WORK TO COMPLETE:
Look for "this" in every line of the listing. Copy the lines that have it.

━━━━━━

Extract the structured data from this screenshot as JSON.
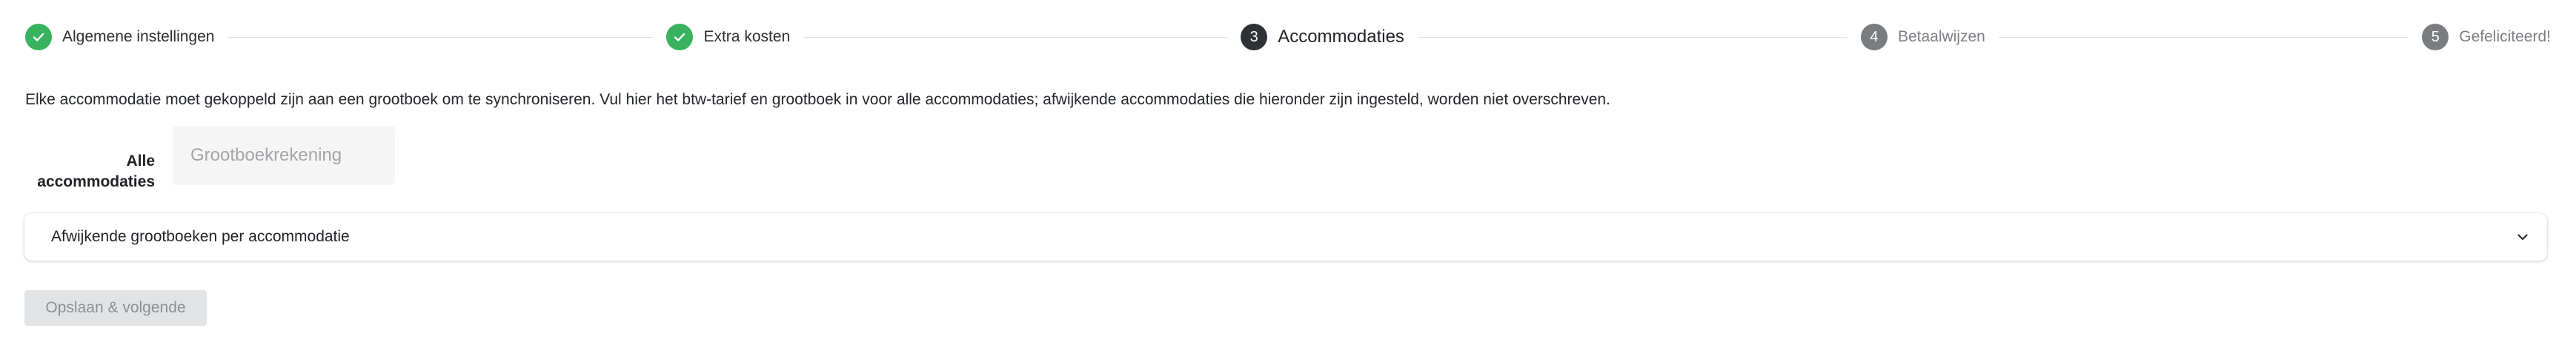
{
  "stepper": {
    "steps": [
      {
        "label": "Algemene instellingen",
        "status": "done",
        "icon": "check-icon"
      },
      {
        "label": "Extra kosten",
        "status": "done",
        "icon": "check-icon"
      },
      {
        "label": "Accommodaties",
        "status": "active",
        "number": "3"
      },
      {
        "label": "Betaalwijzen",
        "status": "todo",
        "number": "4"
      },
      {
        "label": "Gefeliciteerd!",
        "status": "todo",
        "number": "5"
      }
    ],
    "colors": {
      "done": "#38b25e",
      "active": "#2e3135",
      "todo": "#7a7c80"
    }
  },
  "intro": {
    "text": "Elke accommodatie moet gekoppeld zijn aan een grootboek om te synchroniseren. Vul hier het btw-tarief en grootboek in voor alle accommodaties; afwijkende accommodaties die hieronder zijn ingesteld, worden niet overschreven."
  },
  "ledger": {
    "label_line1": "Alle",
    "label_line2": "accommodaties",
    "input_value": "",
    "input_placeholder": "Grootboekrekening"
  },
  "accordion": {
    "title": "Afwijkende grootboeken per accommodatie",
    "icon": "chevron-down-icon",
    "expanded": false
  },
  "actions": {
    "submit_label": "Opslaan & volgende",
    "submit_disabled": true
  }
}
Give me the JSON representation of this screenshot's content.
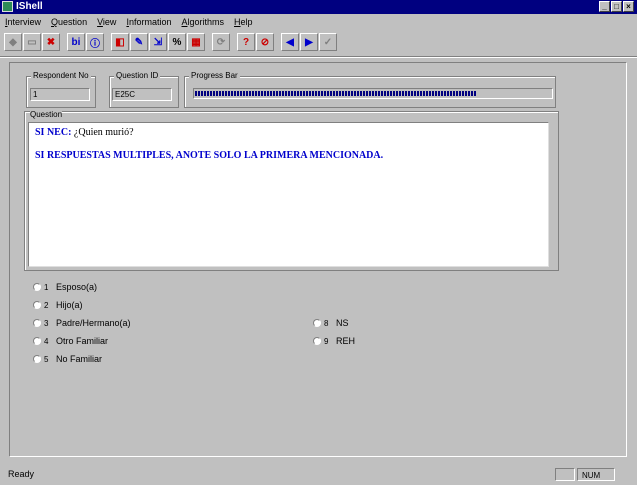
{
  "window": {
    "title": "IShell"
  },
  "menu": [
    "Interview",
    "Question",
    "View",
    "Information",
    "Algorithms",
    "Help"
  ],
  "toolbar": [
    {
      "name": "back-icon",
      "glyph": "◆",
      "color": "#808080"
    },
    {
      "name": "page-icon",
      "glyph": "▭",
      "color": "#808080"
    },
    {
      "name": "delete-icon",
      "glyph": "✖",
      "color": "#cc0000"
    },
    {
      "name": "bi-icon",
      "glyph": "bi",
      "color": "#0000cc"
    },
    {
      "name": "info-icon",
      "glyph": "ⓘ",
      "color": "#0000cc"
    },
    {
      "name": "record-icon",
      "glyph": "◧",
      "color": "#cc0000"
    },
    {
      "name": "edit-icon",
      "glyph": "✎",
      "color": "#0000cc"
    },
    {
      "name": "export-icon",
      "glyph": "⇲",
      "color": "#0000cc"
    },
    {
      "name": "percent-icon",
      "glyph": "%",
      "color": "#000000"
    },
    {
      "name": "colors-icon",
      "glyph": "▦",
      "color": "#cc0000"
    },
    {
      "name": "refresh-icon",
      "glyph": "⟳",
      "color": "#808080"
    },
    {
      "name": "help-icon",
      "glyph": "?",
      "color": "#cc0000"
    },
    {
      "name": "eraser-icon",
      "glyph": "⊘",
      "color": "#cc0000"
    },
    {
      "name": "prev-icon",
      "glyph": "◀",
      "color": "#0000cc"
    },
    {
      "name": "next-icon",
      "glyph": "▶",
      "color": "#0000cc"
    },
    {
      "name": "check-icon",
      "glyph": "✓",
      "color": "#808080"
    }
  ],
  "fields": {
    "respondent_label": "Respondent No",
    "respondent_value": "1",
    "question_id_label": "Question ID",
    "question_id_value": "E25C",
    "progress_label": "Progress Bar",
    "progress_fraction": 0.79
  },
  "question": {
    "label": "Question",
    "lead": "SI NEC:",
    "text": " ¿Quien murió?",
    "instruction": "SI RESPUESTAS MULTIPLES, ANOTE SOLO LA PRIMERA MENCIONADA."
  },
  "options_left": [
    {
      "num": "1",
      "label": "Esposo(a)"
    },
    {
      "num": "2",
      "label": "Hijo(a)"
    },
    {
      "num": "3",
      "label": "Padre/Hermano(a)"
    },
    {
      "num": "4",
      "label": "Otro Familiar"
    },
    {
      "num": "5",
      "label": "No Familiar"
    }
  ],
  "options_right": [
    {
      "num": "8",
      "label": "NS"
    },
    {
      "num": "9",
      "label": "REH"
    }
  ],
  "status": {
    "text": "Ready",
    "num": "NUM"
  }
}
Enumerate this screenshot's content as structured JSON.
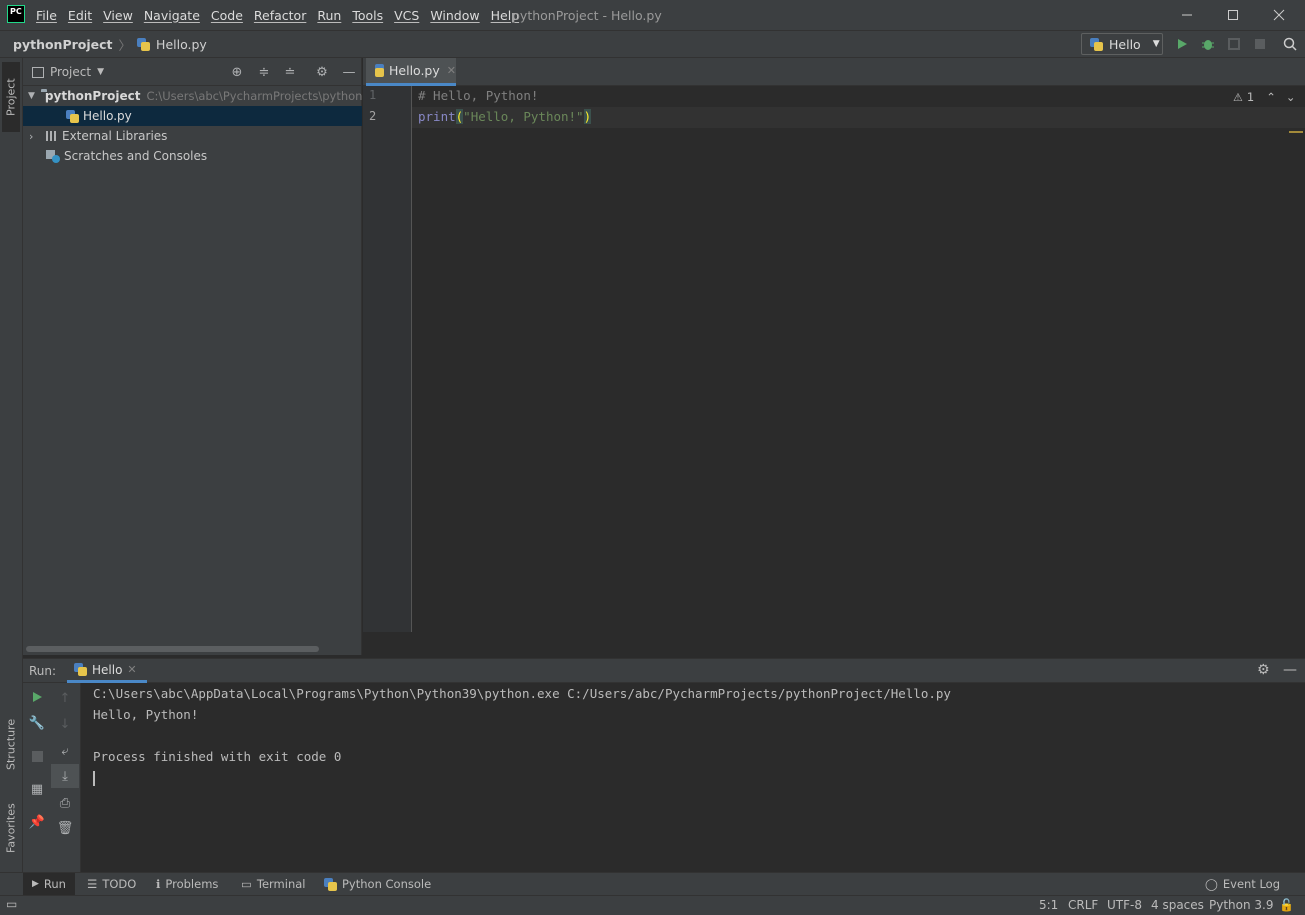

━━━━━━

EXERCISE RESPONSE:
Extract the structured data from this screenshot as JSON.
Give me the JSON representation of this screenshot's content.
Enumerate this screenshot's content as structured JSON.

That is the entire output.